“In this context, adopting trade facilitation and customs automation measures to smooth import processes will be important to improve access to the equipment needed in the digital economy.”

ICT goods’ exports exceed $2.3 trillion

Global exports of ICT goods increased by 4%, to over $2.3 trillion in 2020. Meanwhile, imports of such goods grew by 1.1%, rising $27 billion to almost $2.5 trillion.

This reflects an accelerating reliance on digital technologies during the lockdown measures introduced in many economies and stands out against overall falls in economic activities in the wake of the pandemic – in which overall merchandise trade contracted by around 7.5%, according to both export and import data.

In 2020, computers and peripheral equipment overtook communication equipment as the second largest component of ICT imports – after electronic components – for the first time since 2013. Indeed, in 2020, imports of computers and peripheral equipment increased by 3% while imports of communication and consumer electronic equipment fell by around 10%.

The COVID-19 pandemic is likely to have helped to drive this by incentivizing purchases of desktop computers and laptops more suited to in-depth work than communications devices such as smartphones, as well as peripherals such as screens, speakers, keyboards and mice that can aid in working from home.

At the same time, reduced incomes and financial uncertainty resulting from the pandemic may have suppressed demand for upgrades to mobile devices and consumer electronics.

Benefits to countries vary

Countries have differed in the extent to which they have been able to benefit from demand for ICT products (Figure). The upward trend in ICT goods exports was driven by eastern and southeastern Asia, where they surged by 8%. In all other regions exports declined but by far the sharpest drops occurred in least developed countries (LDCs) (-82%) and Africa (-48%).

The picture on imports is more mixed. While most regions registered declines in ICT goods imports in 2020, North America and Asia (as a whole) each saw an increase of 4%, with the latter powered by demand in eastern and southeastern Asia. Oceania also registered some growth (0.4%).

While import demand in developed regions stayed relatively flat (a 0.2% change), across developing regions ICT goods imports increased by 2% overall. However, this conceals considerable differences between developing countries as imports of ICT goods to LDCs and Africa declined by half.

 

Figure. Change in ICT goods exports and imports, 2019-2020

 

Change in ICT goods exports and imports, 2019-2020
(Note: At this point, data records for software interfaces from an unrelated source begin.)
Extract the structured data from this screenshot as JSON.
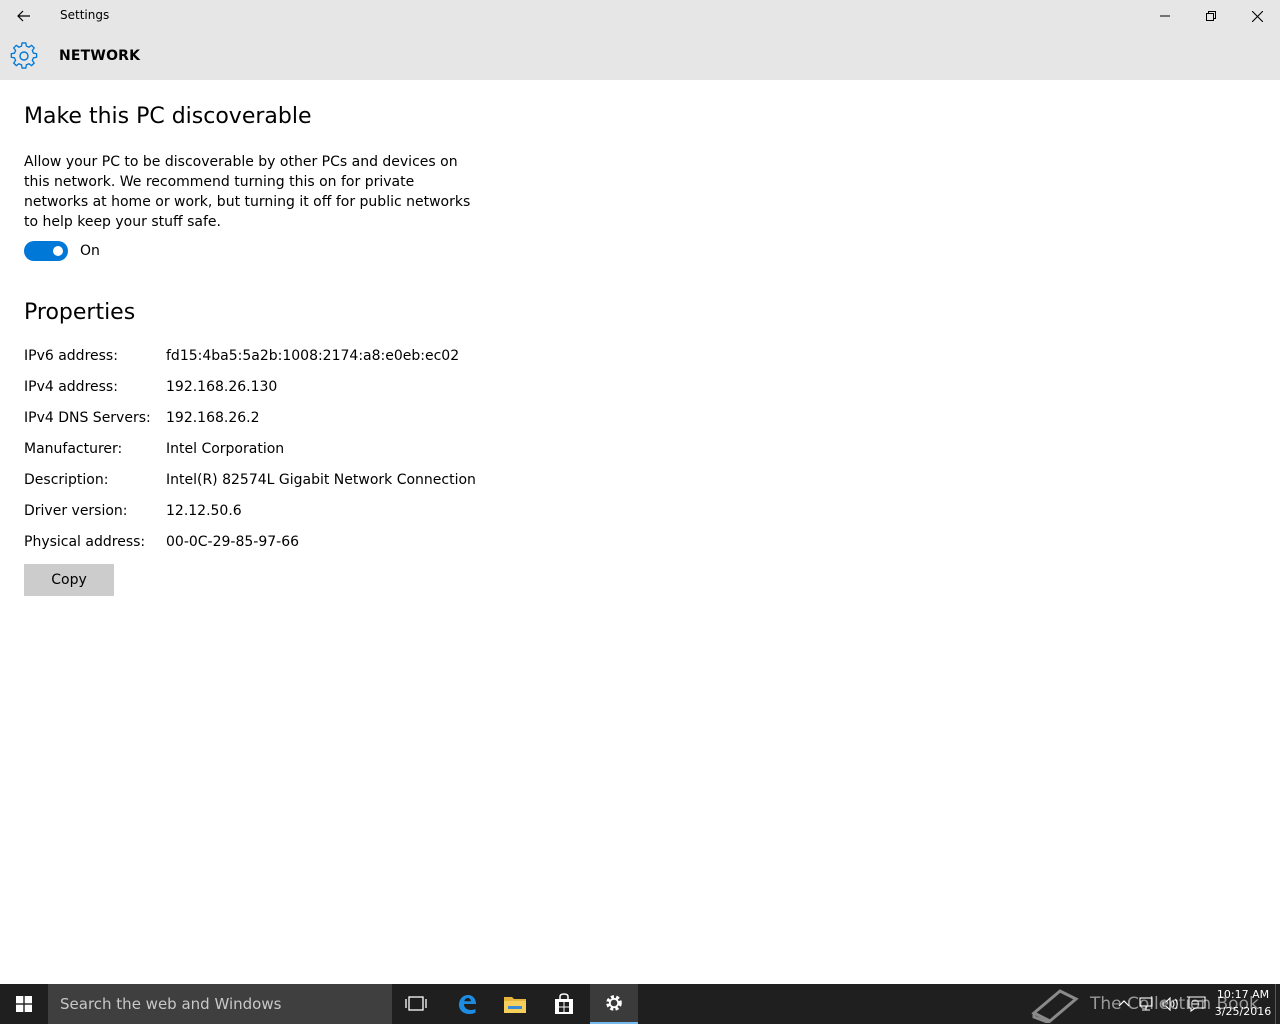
{
  "window": {
    "title": "Settings"
  },
  "header": {
    "title": "NETWORK"
  },
  "discoverable": {
    "heading": "Make this PC discoverable",
    "description": "Allow your PC to be discoverable by other PCs and devices on this network. We recommend turning this on for private networks at home or work, but turning it off for public networks to help keep your stuff safe.",
    "toggle_state": "On"
  },
  "properties": {
    "heading": "Properties",
    "rows": [
      {
        "key": "IPv6 address:",
        "value": "fd15:4ba5:5a2b:1008:2174:a8:e0eb:ec02"
      },
      {
        "key": "IPv4 address:",
        "value": "192.168.26.130"
      },
      {
        "key": "IPv4 DNS Servers:",
        "value": "192.168.26.2"
      },
      {
        "key": "Manufacturer:",
        "value": "Intel Corporation"
      },
      {
        "key": "Description:",
        "value": "Intel(R) 82574L Gigabit Network Connection"
      },
      {
        "key": "Driver version:",
        "value": "12.12.50.6"
      },
      {
        "key": "Physical address:",
        "value": "00-0C-29-85-97-66"
      }
    ],
    "copy_label": "Copy"
  },
  "taskbar": {
    "search_placeholder": "Search the web and Windows",
    "watermark": "The Collection Book",
    "time": "10:17 AM",
    "date": "3/25/2016"
  },
  "colors": {
    "accent": "#0078d7",
    "titlebar": "#e6e6e6",
    "taskbar": "#1f1f1f"
  }
}
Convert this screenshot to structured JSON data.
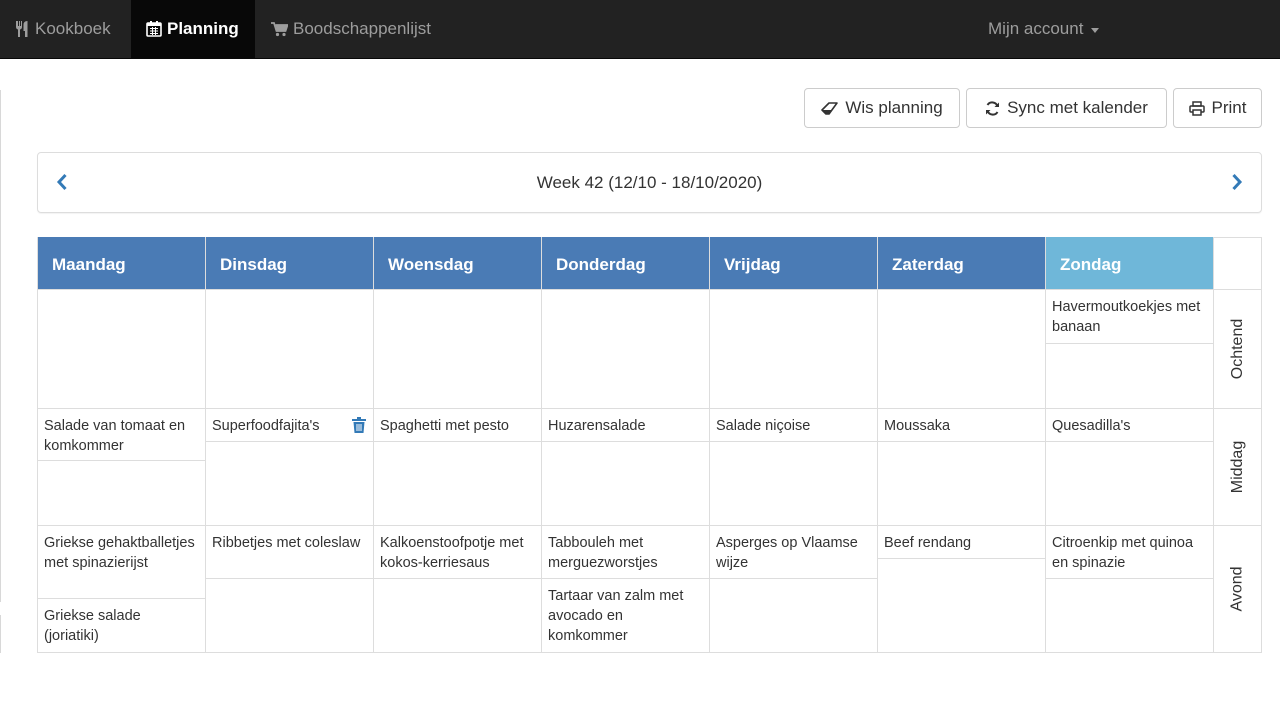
{
  "nav": {
    "cookbook": "Kookboek",
    "planning": "Planning",
    "shopping": "Boodschappenlijst",
    "account": "Mijn account"
  },
  "toolbar": {
    "clear": "Wis planning",
    "sync": "Sync met kalender",
    "print": "Print"
  },
  "week": {
    "label": "Week 42 (12/10 - 18/10/2020)"
  },
  "colors": {
    "header": "#4a7bb5",
    "today": "#6fb7d9",
    "nav": "#222222",
    "link": "#337ab7"
  },
  "days": [
    "Maandag",
    "Dinsdag",
    "Woensdag",
    "Donderdag",
    "Vrijdag",
    "Zaterdag",
    "Zondag"
  ],
  "slots": [
    "Ochtend",
    "Middag",
    "Avond"
  ],
  "meals": {
    "ochtend": {
      "zondag": [
        "Havermoutkoekjes met banaan"
      ]
    },
    "middag": {
      "maandag": [
        "Salade van tomaat en komkommer"
      ],
      "dinsdag": [
        "Superfoodfajita's"
      ],
      "woensdag": [
        "Spaghetti met pesto"
      ],
      "donderdag": [
        "Huzarensalade"
      ],
      "vrijdag": [
        "Salade niçoise"
      ],
      "zaterdag": [
        "Moussaka"
      ],
      "zondag": [
        "Quesadilla's"
      ]
    },
    "avond": {
      "maandag": [
        "Griekse gehaktballetjes met spinazierijst",
        "Griekse salade (joriatiki)"
      ],
      "dinsdag": [
        "Ribbetjes met coleslaw"
      ],
      "woensdag": [
        "Kalkoenstoofpotje met kokos-kerriesaus"
      ],
      "donderdag": [
        "Tabbouleh met merguezworstjes",
        "Tartaar van zalm met avocado en komkommer"
      ],
      "vrijdag": [
        "Asperges op Vlaamse wijze"
      ],
      "zaterdag": [
        "Beef rendang"
      ],
      "zondag": [
        "Citroenkip met quinoa en spinazie"
      ]
    }
  }
}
Note: Not adjusted for re-exports/re-imports due to data availability. Changes calculated in current prices (i.e. not adjusted for price changes between periods).
Source: UNCTAD based on UNCTAD digital economy statistics (unctadstat.unctad.org)


The pandemic appears to be exacerbating existing divides by pushing countries with low levels of digitalization further behind. This hampers their ability to engage in digital trade when it has become even more important.

It is now more urgent than ever to help those trailing in digital readiness to catch up. UNCTAD offers a range of technical assistance and capacity-building to support countries in engaging with and measuring their performance related to e‑commerce and the digital economy.